Sheep exhibition and Future Landscapes symposium
Ceredigion Museum is located in the heart of rural Wales, where the double crises of climate change and Brexit uncertainty have had a polemic effect on local communities with vested interests in the upland regions of the county.
In response, the museum’s Sheep exhibition, which was highly commended in the Museums & Heritage Awards 2020, included the Future Landscapes symposium to facilitate dialogues between the various stakeholders.
The Sheep exhibition explored the history, heritage and culture of sheep farming communities, through the lens of contemporary art, supported by artefacts from the museum’s collections.
Funding from Art Fund and Garfield Weston enabled the museum to borrow works relating to sheep by Henry Moore, Joseph Beuys and Menashe Kadishman. Displaying these high profile works raised the profile of the exhibition to attract wider audiences.
Artist Ffion Jones was commissioned to work with sheep farmers to make a film in collaboration with local farmers, creating a voice for the farming communities, which are traditionally a very hard-to-reach audience, into the museum.
Building on this outreach work and the high profile of the exhibition, the Future Landscapes symposium brought together artists, curators, academics, farmers, ecologists, environmental campaigners, policy makers and others to discuss the issues around the heritage and future of Ceredigion’s uplands.
The walks, talks and world café-style discussions enabled people to engage within a mutually respectful and active listening context to find shared values and build bridges.

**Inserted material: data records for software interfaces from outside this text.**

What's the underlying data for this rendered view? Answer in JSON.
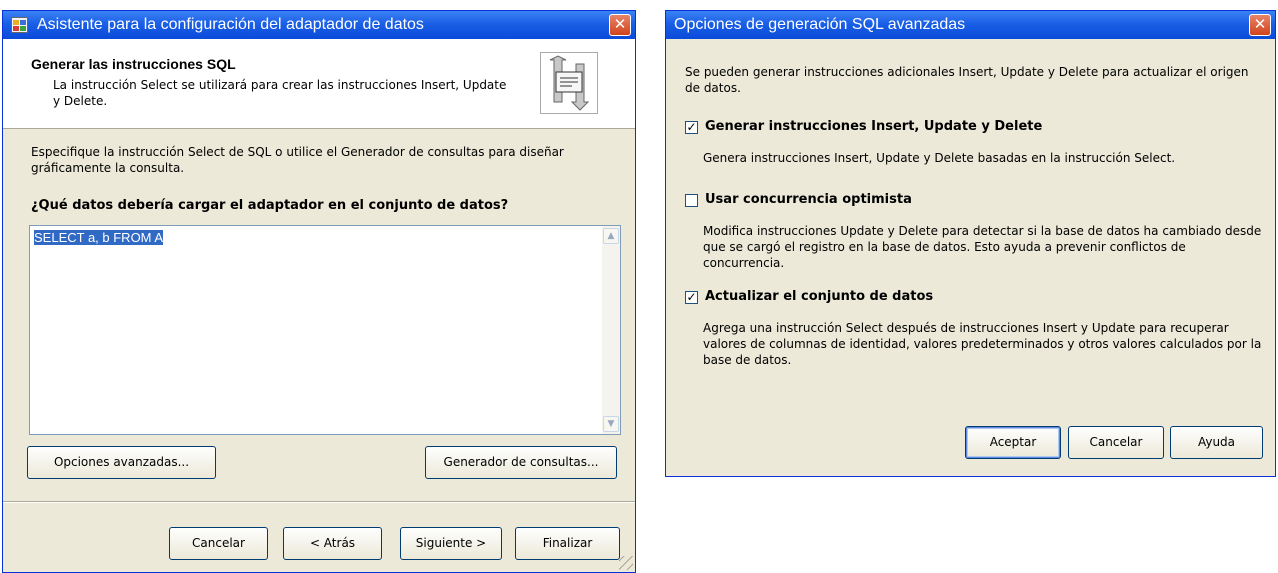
{
  "wizard": {
    "title": "Asistente para la configuración del adaptador de datos",
    "header_title": "Generar las instrucciones SQL",
    "header_subtitle": "La instrucción Select se utilizará para crear las instrucciones Insert, Update y Delete.",
    "intro": "Especifique la instrucción Select de SQL o utilice el Generador de consultas para diseñar gráficamente la consulta.",
    "question": "¿Qué datos debería cargar el adaptador en el conjunto de datos?",
    "sql_text": "SELECT a, b FROM A",
    "advanced_button": "Opciones avanzadas...",
    "query_builder_button": "Generador de consultas...",
    "cancel_button": "Cancelar",
    "back_button": "< Atrás",
    "next_button": "Siguiente >",
    "finish_button": "Finalizar"
  },
  "advanced": {
    "title": "Opciones de generación SQL avanzadas",
    "intro": "Se pueden generar instrucciones adicionales Insert, Update y Delete para actualizar el origen de datos.",
    "options": [
      {
        "label": "Generar instrucciones Insert, Update y Delete",
        "checked": true,
        "description": "Genera instrucciones Insert, Update y Delete basadas en la instrucción Select."
      },
      {
        "label": "Usar concurrencia optimista",
        "checked": false,
        "description": "Modifica instrucciones Update y Delete para detectar si la base de datos ha cambiado desde que se cargó el registro en la base de datos. Esto ayuda a prevenir conflictos de concurrencia."
      },
      {
        "label": "Actualizar el conjunto de datos",
        "checked": true,
        "description": "Agrega una instrucción Select después de instrucciones Insert y Update para recuperar valores de columnas de identidad, valores predeterminados y otros valores calculados por la base de datos."
      }
    ],
    "ok_button": "Aceptar",
    "cancel_button": "Cancelar",
    "help_button": "Ayuda"
  },
  "icons": {
    "close": "close-icon",
    "app": "data-adapter-icon",
    "wizard_graphic": "sql-statement-icon"
  }
}
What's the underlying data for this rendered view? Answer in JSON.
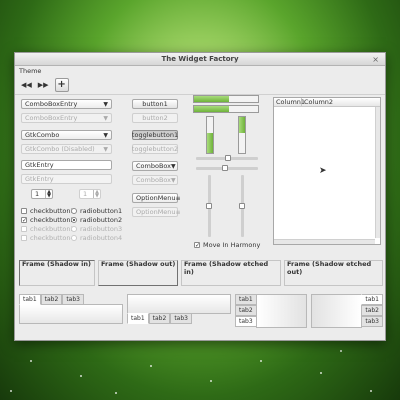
{
  "window": {
    "title": "The Widget Factory"
  },
  "menu": {
    "theme": "Theme"
  },
  "toolbar": {
    "first_icon": "first-icon",
    "last_icon": "last-icon",
    "add_icon": "add-icon"
  },
  "combos": {
    "entry_combo": "ComboBoxEntry",
    "entry_combo_disabled": "ComboBoxEntry",
    "gtk_combo": "GtkCombo",
    "gtk_combo_disabled": "GtkCombo (Disabled)",
    "gtk_entry": "GtkEntry",
    "gtk_entry_disabled": "GtkEntry"
  },
  "spins": {
    "spin1": "1",
    "spin2": "1"
  },
  "checks": {
    "checkbutton1": "checkbutton1",
    "checkbutton2": "checkbutton2",
    "checkbutton3": "checkbutton3",
    "checkbutton4": "checkbutton4",
    "radiobutton1": "radiobutton1",
    "radiobutton2": "radiobutton2",
    "radiobutton3": "radiobutton3",
    "radiobutton4": "radiobutton4"
  },
  "buttons": {
    "button1": "button1",
    "button2": "button2",
    "togglebutton1": "togglebutton1",
    "togglebutton2": "togglebutton2",
    "combobox1": "ComboBox",
    "combobox2": "ComboBox",
    "optionmenu1": "OptionMenu",
    "optionmenu2": "OptionMenu"
  },
  "move_in_harmony": "Move In Harmony",
  "treeview": {
    "columns": [
      "Column1",
      "Column2"
    ]
  },
  "frames": {
    "shadow_in": "Frame (Shadow in)",
    "shadow_out": "Frame (Shadow out)",
    "etched_in": "Frame (Shadow etched in)",
    "etched_out": "Frame (Shadow etched out)"
  },
  "notebooks": {
    "top": [
      "tab1",
      "tab2",
      "tab3"
    ],
    "bottom": [
      "tab1",
      "tab2",
      "tab3"
    ],
    "left": [
      "tab1",
      "tab2",
      "tab3"
    ],
    "right": [
      "tab1",
      "tab2",
      "tab3"
    ]
  },
  "colors": {
    "accent_green": "#7ac943",
    "desktop_dark": "#173a0b"
  }
}
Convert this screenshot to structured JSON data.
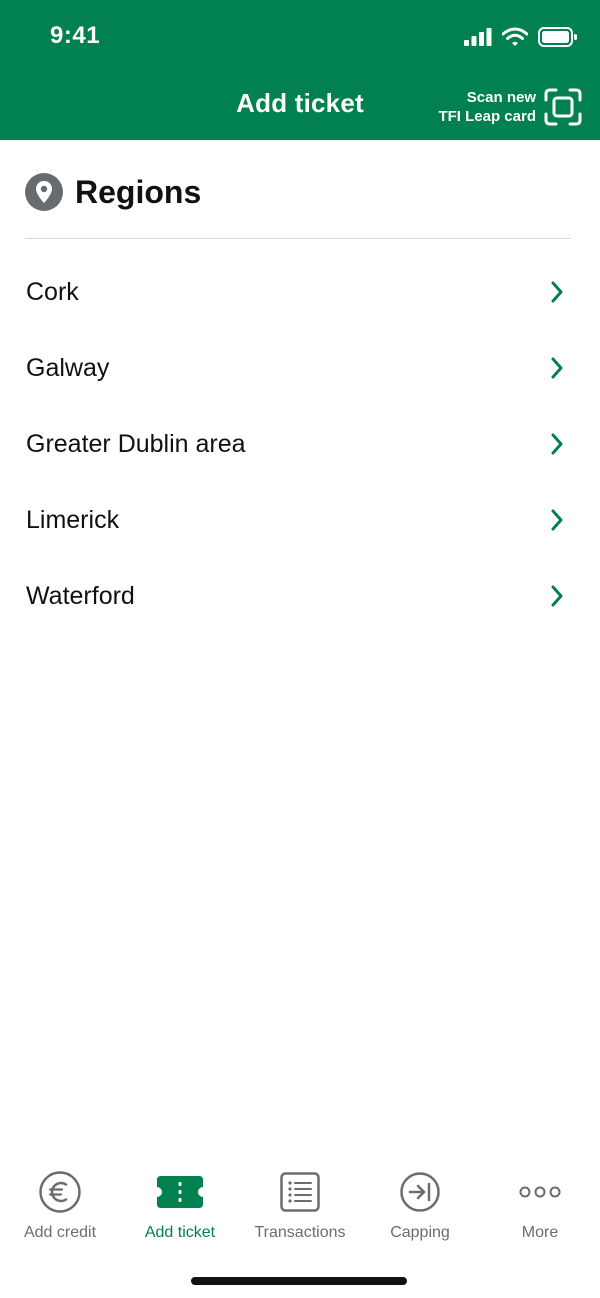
{
  "status_bar": {
    "time": "9:41"
  },
  "header": {
    "title": "Add ticket",
    "scan_line1": "Scan new",
    "scan_line2": "TFI Leap card"
  },
  "section": {
    "title": "Regions",
    "icon": "location-pin-icon"
  },
  "regions": [
    {
      "label": "Cork"
    },
    {
      "label": "Galway"
    },
    {
      "label": "Greater Dublin area"
    },
    {
      "label": "Limerick"
    },
    {
      "label": "Waterford"
    }
  ],
  "tabbar": {
    "tabs": [
      {
        "label": "Add credit",
        "icon": "euro-icon",
        "active": false
      },
      {
        "label": "Add ticket",
        "icon": "ticket-icon",
        "active": true
      },
      {
        "label": "Transactions",
        "icon": "list-icon",
        "active": false
      },
      {
        "label": "Capping",
        "icon": "capping-icon",
        "active": false
      },
      {
        "label": "More",
        "icon": "more-icon",
        "active": false
      }
    ]
  },
  "colors": {
    "brand": "#00814f",
    "inactive": "#6c6c6c"
  }
}
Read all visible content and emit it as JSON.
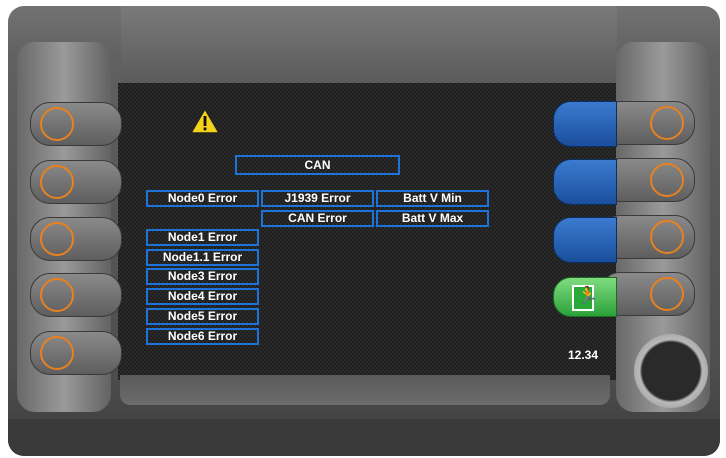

The legacy of this ground-breaking event is ongoing; the museum hosts monthly People’s Practice meetings, virtually during lockdown, to keep the dialogue open and an alliance of more than 30 land-based practitioners was set up from the symposium called Cynefin (habitat), with the aim of sharing resources and knowledge around the land and environment.